The Truth About the “Amazon’s Choice” Badge, Which Should Not Be Trusted
The Wall Street Journal does not think it means what you think it means
Online retail juggernaut Amazon offers its customers plenty of ways to decide which products to buy. There is the proprietary search algorithm. There are the reviews, which can be faked. And then there is the Amazon’s Choice badge, which, according to a months-long investigation by The Wall Street Journal, isn’t the stamp of approval it appears to be.
“Amazon attaches the badge to countless legitimate listings, but also to products regulators have raised safety concerns about, that make false claims or whose listings appear to have been manipulated by sellers to get the endorsement,” writes the Journal.
How does this happen? Amazon doesn’t detail its process for choosing what products get the Amazon’s Choice badge — a black banner that appears at the top of the online listings and provides validation for customers searching through the site’s millions of items — but according to the Journal, algorithms play a big part. As is the case with algorithms, there are ways they can be manipulated, and sellers are taking advantage.
For example, when you search “Amazon’s Choice badge” on Google, the first result is not an explanation of the endorsement, or a list of products that received the endorsement. Rather, it’s an article detailing “How to Get an Amazon Choice Badge for Your Products.” The Journal spoke with both sellers and consultants about how they “game the Choice status,” as well as why it’s so valuable. According to one seller, it can lead to more than a 25% increase in sales.
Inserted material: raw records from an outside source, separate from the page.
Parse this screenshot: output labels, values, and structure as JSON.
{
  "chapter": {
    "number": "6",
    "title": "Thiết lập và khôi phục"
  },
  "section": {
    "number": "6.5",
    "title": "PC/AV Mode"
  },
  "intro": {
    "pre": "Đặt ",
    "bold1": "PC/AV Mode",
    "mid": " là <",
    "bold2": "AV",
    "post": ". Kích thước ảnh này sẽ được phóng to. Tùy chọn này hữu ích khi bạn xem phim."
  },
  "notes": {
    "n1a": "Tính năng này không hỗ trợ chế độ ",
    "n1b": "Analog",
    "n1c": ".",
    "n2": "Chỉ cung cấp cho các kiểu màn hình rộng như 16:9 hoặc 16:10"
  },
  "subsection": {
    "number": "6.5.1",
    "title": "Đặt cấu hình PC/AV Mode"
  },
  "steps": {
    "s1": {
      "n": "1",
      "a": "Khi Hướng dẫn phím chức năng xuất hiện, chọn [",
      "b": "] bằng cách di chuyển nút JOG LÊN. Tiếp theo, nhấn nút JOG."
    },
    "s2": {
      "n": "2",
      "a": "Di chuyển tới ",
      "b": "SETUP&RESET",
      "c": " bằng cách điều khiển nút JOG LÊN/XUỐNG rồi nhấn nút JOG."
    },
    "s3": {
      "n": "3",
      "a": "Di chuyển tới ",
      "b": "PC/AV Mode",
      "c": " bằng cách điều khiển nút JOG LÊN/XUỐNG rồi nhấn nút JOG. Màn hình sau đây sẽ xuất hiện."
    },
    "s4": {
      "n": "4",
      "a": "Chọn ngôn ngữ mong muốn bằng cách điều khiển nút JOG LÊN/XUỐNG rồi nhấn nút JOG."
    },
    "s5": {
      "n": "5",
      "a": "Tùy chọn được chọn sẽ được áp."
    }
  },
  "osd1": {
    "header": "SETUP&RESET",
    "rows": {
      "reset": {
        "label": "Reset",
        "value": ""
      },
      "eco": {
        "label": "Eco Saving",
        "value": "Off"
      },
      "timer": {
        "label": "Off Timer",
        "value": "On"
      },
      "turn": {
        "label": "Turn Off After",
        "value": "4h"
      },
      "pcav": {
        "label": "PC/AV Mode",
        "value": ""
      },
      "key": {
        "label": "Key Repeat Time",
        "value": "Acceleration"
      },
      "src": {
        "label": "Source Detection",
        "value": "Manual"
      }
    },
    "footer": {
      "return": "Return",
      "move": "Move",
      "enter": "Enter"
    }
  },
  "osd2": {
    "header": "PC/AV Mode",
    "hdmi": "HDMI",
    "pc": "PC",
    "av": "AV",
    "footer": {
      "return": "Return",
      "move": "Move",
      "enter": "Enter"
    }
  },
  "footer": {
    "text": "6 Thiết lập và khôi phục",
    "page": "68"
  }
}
A total of 54,400 listings were looked at as part of the investigation, 27,100 of which featured the Amazon’s Choice label. “Nearly 1,600 listings showed signs of being manipulated by sellers attempting to obtain the badges,” writes the Journal.
In Amazon’s defense, when the Journal reached out for comment, a spokesperson said the company has stopped millions of fake reviews and will remove the badge when it finds it has been given to items that don’t meet their “high bar.”
What are some of the specific products that problematically received the Amazon’s Choice endorsement? An FDA-approved kids’ toy (even though the FDA doesn’t approve toys), counterfeit herbal supplements and even a sexual-enhancement drink that contains prescription-only Viagra.
Ah, so that’s where uncle Todd has been getting it.
Subscribe here for our free daily newsletter.
News From Around the Web
News From Around the Web